Here’s what my mind looks like when I’m fit and healthy and playing the beautiful game week in and week out:
Now here’s my mind after being injured for the better part of three years:
Hectic? Tell me about it. I’ve been called an Energizer Bunny on the pitch, but I think my brain could sprint laps around my physical self. It never stops running. I hope that by the end of this post, everyone, including myself, will have a better understanding as to where my mind has been running when it comes to my tortoise-speed physical recovery, and more importantly, my career.
I made a quick breakdown of my injuries:
2005: Fractured eye socket in England
2010: Broken leg vs. Netherlands
2011: Fractured femoral condyle (broken leg/knee) vs. Manchester United
2011: Second surgery for cartilage after pin came loose in left knee
2013: Torn ACL, right knee (Gold Cup Final)
2014: Second torn ACL, right knee (Bolton)
I’ll just get right into the not-so-elusive elephant in the room: Retirement.
The dreaded word is a prominent one in my mind, but every time I think about it, another part of me is screaming, “NO, STUART, IT’S NOT YOUR TIME FOR THE ‘R’ WORD!” It’s not that I am worried as to what I will do or how I will provide for my family in retirement. I always knew playing soccer wasn’t a “forever” career, but it’s hard for me to think about retiring now and not having the chance to “go out” in the way I always imagined I would. How do you end a chapter of your life that has defined you for over 20 years, when the conclusion to that chapter seems very much unresolved?
This thought consumes me daily. With the accumulation of every injury, all signs point to retirement, but as soon as I start accepting my fate off the field, the universe sends me signals that it’s not time. My body tells me I’m fit and strong, and I pass every test in the gym and on the field. However, I’ve passed all of those tests before, and then my body failed me upon my return to previous teams.
Knowing I have more to give, the inevitable question being for how long? Is it worth the risk of getting injured again and all of the trials and heartbreak that comes with that? Is it worth the blood, sweat and tears to pick myself off the gym floor for the umpteenth time? I wish nothing more than that this period of my life — living as an injured player — was over.
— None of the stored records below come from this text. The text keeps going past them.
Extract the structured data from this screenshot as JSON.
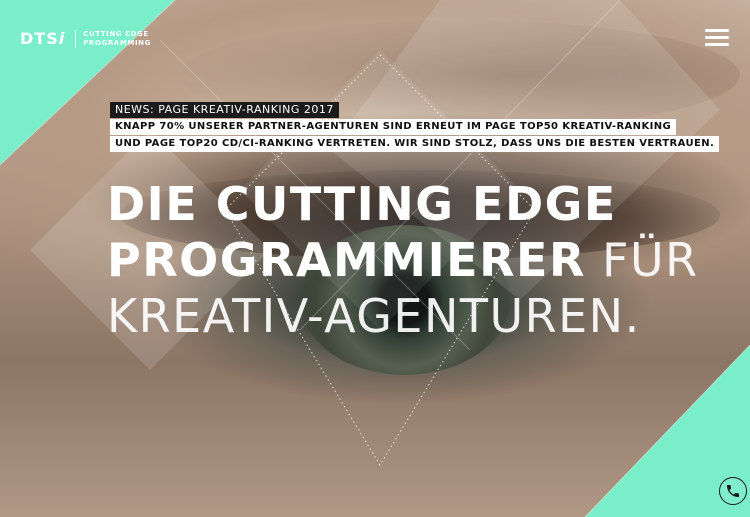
{
  "brand": {
    "logo_text": "DTS",
    "logo_i": "i",
    "tagline_line1": "CUTTING EDGE",
    "tagline_line2": "PROGRAMMING"
  },
  "nav": {
    "menu_icon": "hamburger-icon"
  },
  "news": {
    "tag": "NEWS: PAGE KREATIV-RANKING 2017",
    "line1": "KNAPP 70% UNSERER PARTNER-AGENTUREN SIND ERNEUT IM PAGE TOP50 KREATIV-RANKING",
    "line2": "UND PAGE TOP20 CD/CI-RANKING VERTRETEN. WIR SIND STOLZ, DASS UNS DIE BESTEN VERTRAUEN."
  },
  "hero": {
    "line1": "DIE CUTTING EDGE",
    "line2_bold": "PROGRAMMIERER",
    "line2_light": " FÜR",
    "line3": "KREATIV-AGENTUREN."
  },
  "contact": {
    "phone_icon": "phone-icon"
  },
  "colors": {
    "accent": "#7aeec9",
    "text_light": "#ffffff",
    "news_tag_bg": "#1b1b1b"
  }
}
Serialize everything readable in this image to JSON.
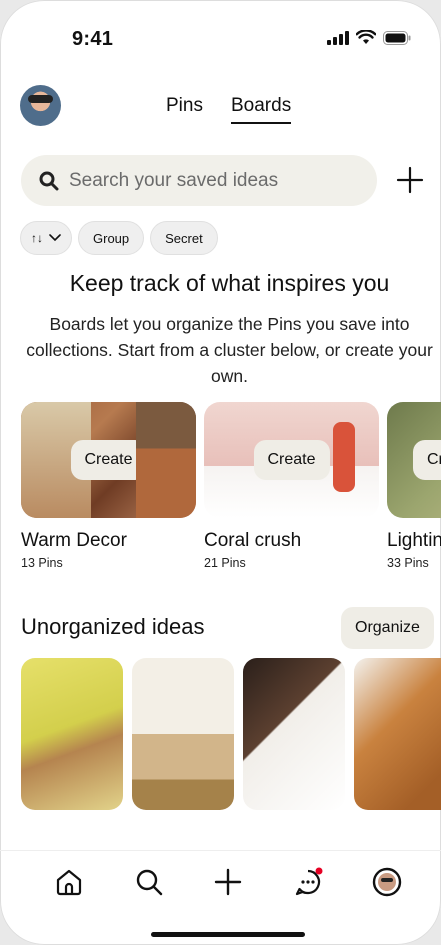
{
  "status_bar": {
    "time": "9:41"
  },
  "header": {
    "tabs": [
      {
        "label": "Pins"
      },
      {
        "label": "Boards"
      }
    ]
  },
  "search": {
    "placeholder": "Search your saved ideas"
  },
  "filters": [
    {
      "label": "↑↓"
    },
    {
      "label": "Group"
    },
    {
      "label": "Secret"
    }
  ],
  "empty_state": {
    "headline": "Keep track of what inspires you",
    "body": "Boards let you organize the Pins you save into collections. Start from a cluster below, or create your own."
  },
  "clusters": [
    {
      "name": "Warm Decor",
      "count": "13 Pins",
      "action": "Create"
    },
    {
      "name": "Coral crush",
      "count": "21 Pins",
      "action": "Create"
    },
    {
      "name": "Lightin",
      "count": "33 Pins",
      "action": "Create"
    }
  ],
  "unorganized": {
    "title": "Unorganized ideas",
    "organize_label": "Organize"
  },
  "bottom_nav": [
    {
      "icon": "home-icon"
    },
    {
      "icon": "search-icon"
    },
    {
      "icon": "plus-icon"
    },
    {
      "icon": "messages-icon",
      "badge": true
    },
    {
      "icon": "profile-icon"
    }
  ],
  "colors": {
    "accent_badge": "#e60023",
    "chip_bg": "#efefef",
    "search_bg": "#f1f0ea"
  }
}
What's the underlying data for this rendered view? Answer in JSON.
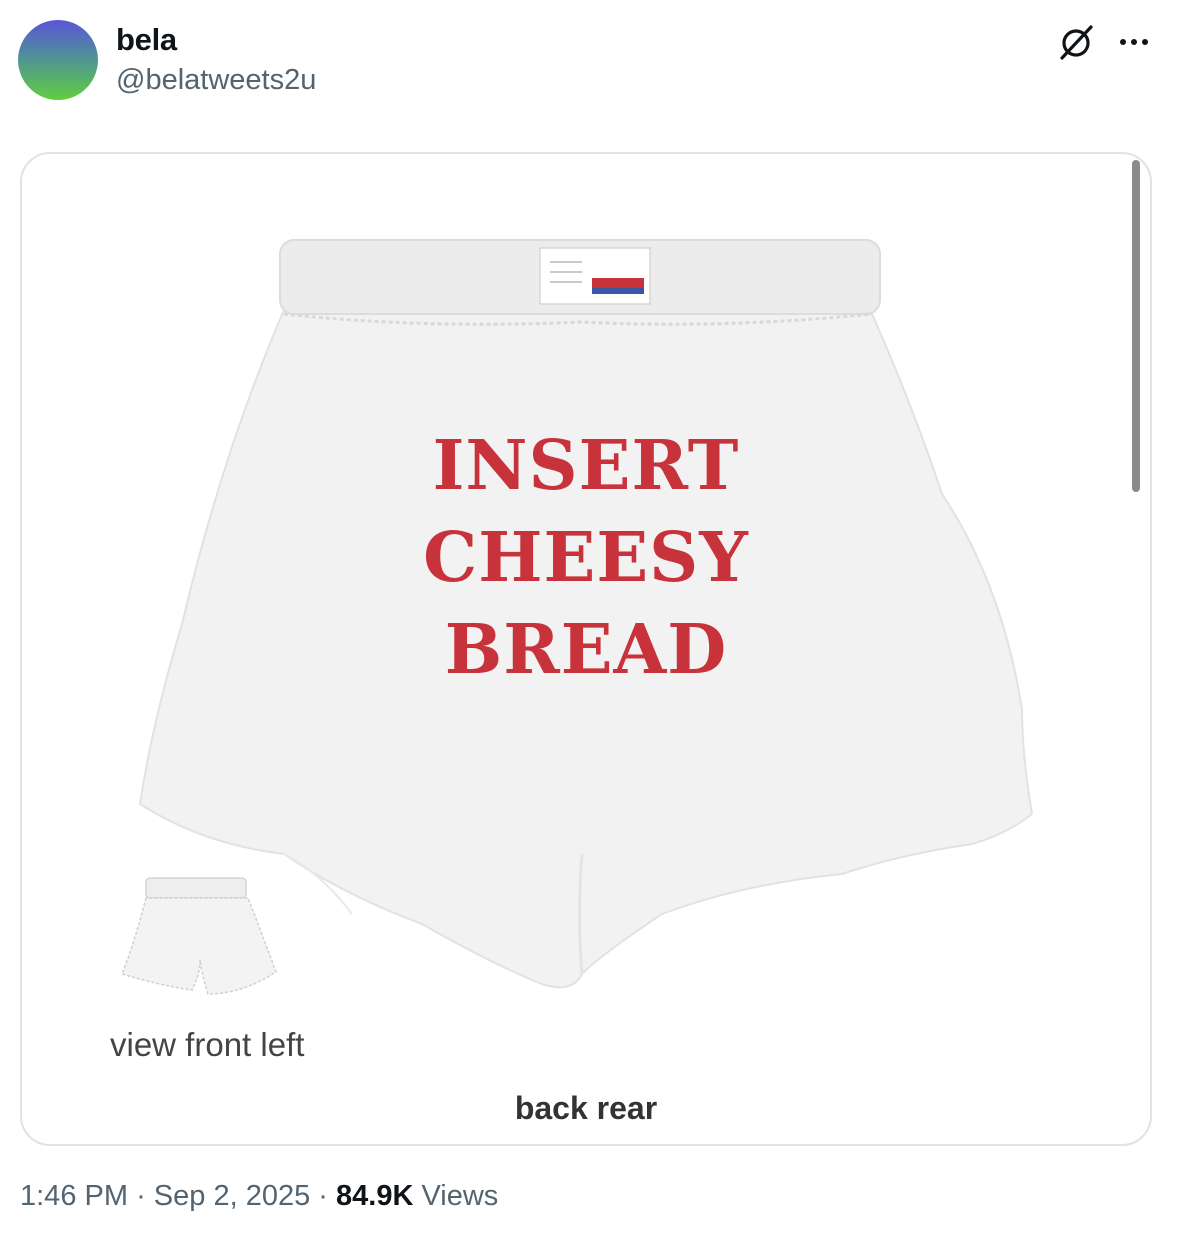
{
  "author": {
    "name": "bela",
    "handle": "@belatweets2u"
  },
  "icons": {
    "grok": "grok-icon",
    "more": "more-icon"
  },
  "media": {
    "print_lines": [
      "INSERT",
      "CHEESY",
      "BREAD"
    ],
    "caption_front": "view front left",
    "caption_back": "back rear",
    "print_color": "#c8333b"
  },
  "meta": {
    "time": "1:46 PM",
    "separator": "·",
    "date": "Sep 2, 2025",
    "views_count": "84.9K",
    "views_label": "Views"
  }
}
For the first time in my professional career, I am out of contract, and have been so for more than a year. It’s a weird feeling, to say the least — paying for medical bills, paying for rehab, and working TV jobs on the side to keep that dream alive. When you aren’t contracted to a team, you have to hold yourself accountable. If I wake up and don’t “feel like hitting the gym,” there’s nobody there to tell me I have to go, and I’m not “required by contract” to put in the work. How do you continue to self-motivate when you’ve been backed into a very lonely corner so many times? Trust me, it is not easy. It’s a lot easier to eat a big breakfast and head to the beach to catch some rays, or lie in bed until 11 o’clock and watch soccer on TV. Those are the days when I’d quite happily close the soccer chapter, and just be proud of what I have achieved.
It’s the good days that make it so hard. Killing it in the gym or on the field is what fuels me and keeps me hanging on for one last chance. My body doesn’t yell at me in the morning, telling me to stop or that it’s had too much. I have no red-flag reactions to increased workload and no pain or stiffness. In fact, I feel as good as I have in a long time. So, why is it that the better I feel, the more nervous I get?
I am sick and tired of being labeled, “Stuart Holden, that injured guy who just can’t catch a break.” I’m ready for a new title.
The piling up of injuries and unfortunate circumstances has led to constant mental torment and doubt. My body has done so much to lose my trust. It’s like a broken relationship if one person cheats — once the trust is gone, can you ever really get it back? Getting back on the field means I can’t doubt myself or lack self-confidence. Does that mean it’s time to leave it all behind? I’m sure you all have your opinions, many of which are vocalized to me daily on social media (thanks!). These decisions aren’t child’s play — it’s my livelihood and future we’re talking about, and it’s the reason why I’ve forced myself to take my time with my recovery. Time to mentally and physically heal, time to persevere, time to work and time to prepare for what’s next, whether that’s on or off the field.
I am sick and tired of being labeled, “Stuart Holden, that injured guy who just can’t catch a break.” I’m ready for a new title. The question remaining, which one? “Stuart Holden, the professional soccer player,” or “Stuart Holden, the sports analyst, business owner and family man?”
One thing I do know is the lessons I’ve learned over the last couple years through several injuries will serve me long after my playing time is over. Whether that’s a month or eight years from now, I’m ready and will embrace it with open arms. Thank you to everyone who has supported me through every high and every low. When the time comes to make the decision, trust that whatever the outcome, I’ll embrace it and never look back. Clarity will be a welcome change!
The short film above was directed by Gregory Purpura and produced by Arch Rivals.